- EXERCISE DETAILS:
The answer is to be the data below, written out in full and exactly.

***** GIVEN DATA

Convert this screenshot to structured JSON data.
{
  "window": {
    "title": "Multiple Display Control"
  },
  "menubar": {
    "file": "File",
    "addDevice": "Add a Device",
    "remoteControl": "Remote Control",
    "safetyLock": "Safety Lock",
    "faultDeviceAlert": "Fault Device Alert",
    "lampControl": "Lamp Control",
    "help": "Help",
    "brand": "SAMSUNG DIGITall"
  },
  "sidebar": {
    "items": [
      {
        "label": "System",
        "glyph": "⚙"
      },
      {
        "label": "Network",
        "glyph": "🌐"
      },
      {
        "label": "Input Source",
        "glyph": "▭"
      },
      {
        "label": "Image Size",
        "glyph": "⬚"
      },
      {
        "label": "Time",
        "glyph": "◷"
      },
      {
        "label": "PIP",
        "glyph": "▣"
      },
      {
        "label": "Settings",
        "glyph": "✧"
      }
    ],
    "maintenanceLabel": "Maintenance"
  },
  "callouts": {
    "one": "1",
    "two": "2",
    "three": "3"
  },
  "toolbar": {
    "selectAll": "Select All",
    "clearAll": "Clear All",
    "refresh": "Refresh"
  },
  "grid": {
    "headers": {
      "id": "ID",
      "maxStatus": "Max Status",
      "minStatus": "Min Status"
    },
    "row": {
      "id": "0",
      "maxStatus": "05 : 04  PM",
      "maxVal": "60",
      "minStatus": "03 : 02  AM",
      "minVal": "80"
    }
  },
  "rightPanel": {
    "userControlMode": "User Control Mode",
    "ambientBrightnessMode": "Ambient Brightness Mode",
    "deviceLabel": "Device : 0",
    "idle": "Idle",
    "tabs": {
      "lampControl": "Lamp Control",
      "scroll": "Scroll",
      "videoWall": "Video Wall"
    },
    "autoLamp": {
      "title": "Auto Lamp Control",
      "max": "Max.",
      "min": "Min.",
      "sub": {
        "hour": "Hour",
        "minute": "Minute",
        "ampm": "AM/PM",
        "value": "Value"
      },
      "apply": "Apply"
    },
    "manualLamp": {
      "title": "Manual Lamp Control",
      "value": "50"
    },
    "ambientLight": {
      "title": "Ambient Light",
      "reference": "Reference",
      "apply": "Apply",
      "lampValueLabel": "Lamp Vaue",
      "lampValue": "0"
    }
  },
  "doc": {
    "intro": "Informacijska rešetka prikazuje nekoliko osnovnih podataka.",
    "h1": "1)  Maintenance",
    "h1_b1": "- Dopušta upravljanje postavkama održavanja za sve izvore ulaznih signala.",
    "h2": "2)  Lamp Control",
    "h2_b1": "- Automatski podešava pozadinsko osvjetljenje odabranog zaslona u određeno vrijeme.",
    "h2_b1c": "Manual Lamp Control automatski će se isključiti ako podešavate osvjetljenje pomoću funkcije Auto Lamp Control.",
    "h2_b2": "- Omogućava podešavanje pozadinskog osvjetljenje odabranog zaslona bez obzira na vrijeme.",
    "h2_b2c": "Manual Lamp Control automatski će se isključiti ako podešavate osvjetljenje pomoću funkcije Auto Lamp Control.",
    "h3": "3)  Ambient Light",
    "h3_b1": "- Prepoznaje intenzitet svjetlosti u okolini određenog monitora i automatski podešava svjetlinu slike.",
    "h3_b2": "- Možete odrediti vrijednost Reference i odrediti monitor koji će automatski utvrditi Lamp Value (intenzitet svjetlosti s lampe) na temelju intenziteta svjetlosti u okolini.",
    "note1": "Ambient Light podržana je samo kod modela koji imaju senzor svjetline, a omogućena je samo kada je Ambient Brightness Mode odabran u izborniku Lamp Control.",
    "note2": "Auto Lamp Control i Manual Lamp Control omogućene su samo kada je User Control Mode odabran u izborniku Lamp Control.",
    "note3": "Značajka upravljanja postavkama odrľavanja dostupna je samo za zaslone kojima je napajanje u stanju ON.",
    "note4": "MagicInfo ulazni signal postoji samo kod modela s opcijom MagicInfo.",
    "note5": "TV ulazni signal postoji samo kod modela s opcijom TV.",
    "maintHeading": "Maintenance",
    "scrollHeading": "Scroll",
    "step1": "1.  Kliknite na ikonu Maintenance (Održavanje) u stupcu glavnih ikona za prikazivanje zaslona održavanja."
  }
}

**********

- TASK OUTPUT:
Convert this screenshot to structured JSON data.
{
  "window": {
    "title": "Multiple Display Control"
  },
  "menubar": {
    "file": "File",
    "addDevice": "Add a Device",
    "remoteControl": "Remote Control",
    "safetyLock": "Safety Lock",
    "faultDeviceAlert": "Fault Device Alert",
    "lampControl": "Lamp Control",
    "help": "Help",
    "brand": "SAMSUNG DIGITall"
  },
  "sidebar": {
    "items": [
      {
        "label": "System",
        "glyph": "⚙"
      },
      {
        "label": "Network",
        "glyph": "🌐"
      },
      {
        "label": "Input Source",
        "glyph": "▭"
      },
      {
        "label": "Image Size",
        "glyph": "⬚"
      },
      {
        "label": "Time",
        "glyph": "◷"
      },
      {
        "label": "PIP",
        "glyph": "▣"
      },
      {
        "label": "Settings",
        "glyph": "✧"
      }
    ],
    "maintenanceLabel": "Maintenance"
  },
  "callouts": {
    "one": "1",
    "two": "2",
    "three": "3"
  },
  "toolbar": {
    "selectAll": "Select All",
    "clearAll": "Clear All",
    "refresh": "Refresh"
  },
  "grid": {
    "headers": {
      "id": "ID",
      "maxStatus": "Max Status",
      "minStatus": "Min Status"
    },
    "row": {
      "id": "0",
      "maxStatus": "05 : 04  PM",
      "maxVal": "60",
      "minStatus": "03 : 02  AM",
      "minVal": "80"
    }
  },
  "rightPanel": {
    "userControlMode": "User Control Mode",
    "ambientBrightnessMode": "Ambient Brightness Mode",
    "deviceLabel": "Device : 0",
    "idle": "Idle",
    "tabs": {
      "lampControl": "Lamp Control",
      "scroll": "Scroll",
      "videoWall": "Video Wall"
    },
    "autoLamp": {
      "title": "Auto Lamp Control",
      "max": "Max.",
      "min": "Min.",
      "sub": {
        "hour": "Hour",
        "minute": "Minute",
        "ampm": "AM/PM",
        "value": "Value"
      },
      "apply": "Apply"
    },
    "manualLamp": {
      "title": "Manual Lamp Control",
      "value": "50"
    },
    "ambientLight": {
      "title": "Ambient Light",
      "reference": "Reference",
      "apply": "Apply",
      "lampValueLabel": "Lamp Vaue",
      "lampValue": "0"
    }
  },
  "doc": {
    "intro": "Informacijska rešetka prikazuje nekoliko osnovnih podataka.",
    "h1": "1)  Maintenance",
    "h1_b1": "- Dopušta upravljanje postavkama održavanja za sve izvore ulaznih signala.",
    "h2": "2)  Lamp Control",
    "h2_b1": "- Automatski podešava pozadinsko osvjetljenje odabranog zaslona u određeno vrijeme.",
    "h2_b1c": "Manual Lamp Control automatski će se isključiti ako podešavate osvjetljenje pomoću funkcije Auto Lamp Control.",
    "h2_b2": "- Omogućava podešavanje pozadinskog osvjetljenje odabranog zaslona bez obzira na vrijeme.",
    "h2_b2c": "Manual Lamp Control automatski će se isključiti ako podešavate osvjetljenje pomoću funkcije Auto Lamp Control.",
    "h3": "3)  Ambient Light",
    "h3_b1": "- Prepoznaje intenzitet svjetlosti u okolini određenog monitora i automatski podešava svjetlinu slike.",
    "h3_b2": "- Možete odrediti vrijednost Reference i odrediti monitor koji će automatski utvrditi Lamp Value (intenzitet svjetlosti s lampe) na temelju intenziteta svjetlosti u okolini.",
    "note1": "Ambient Light podržana je samo kod modela koji imaju senzor svjetline, a omogućena je samo kada je Ambient Brightness Mode odabran u izborniku Lamp Control.",
    "note2": "Auto Lamp Control i Manual Lamp Control omogućene su samo kada je User Control Mode odabran u izborniku Lamp Control.",
    "note3": "Značajka upravljanja postavkama odrľavanja dostupna je samo za zaslone kojima je napajanje u stanju ON.",
    "note4": "MagicInfo ulazni signal postoji samo kod modela s opcijom MagicInfo.",
    "note5": "TV ulazni signal postoji samo kod modela s opcijom TV.",
    "maintHeading": "Maintenance",
    "scrollHeading": "Scroll",
    "step1": "1.  Kliknite na ikonu Maintenance (Održavanje) u stupcu glavnih ikona za prikazivanje zaslona održavanja."
  }
}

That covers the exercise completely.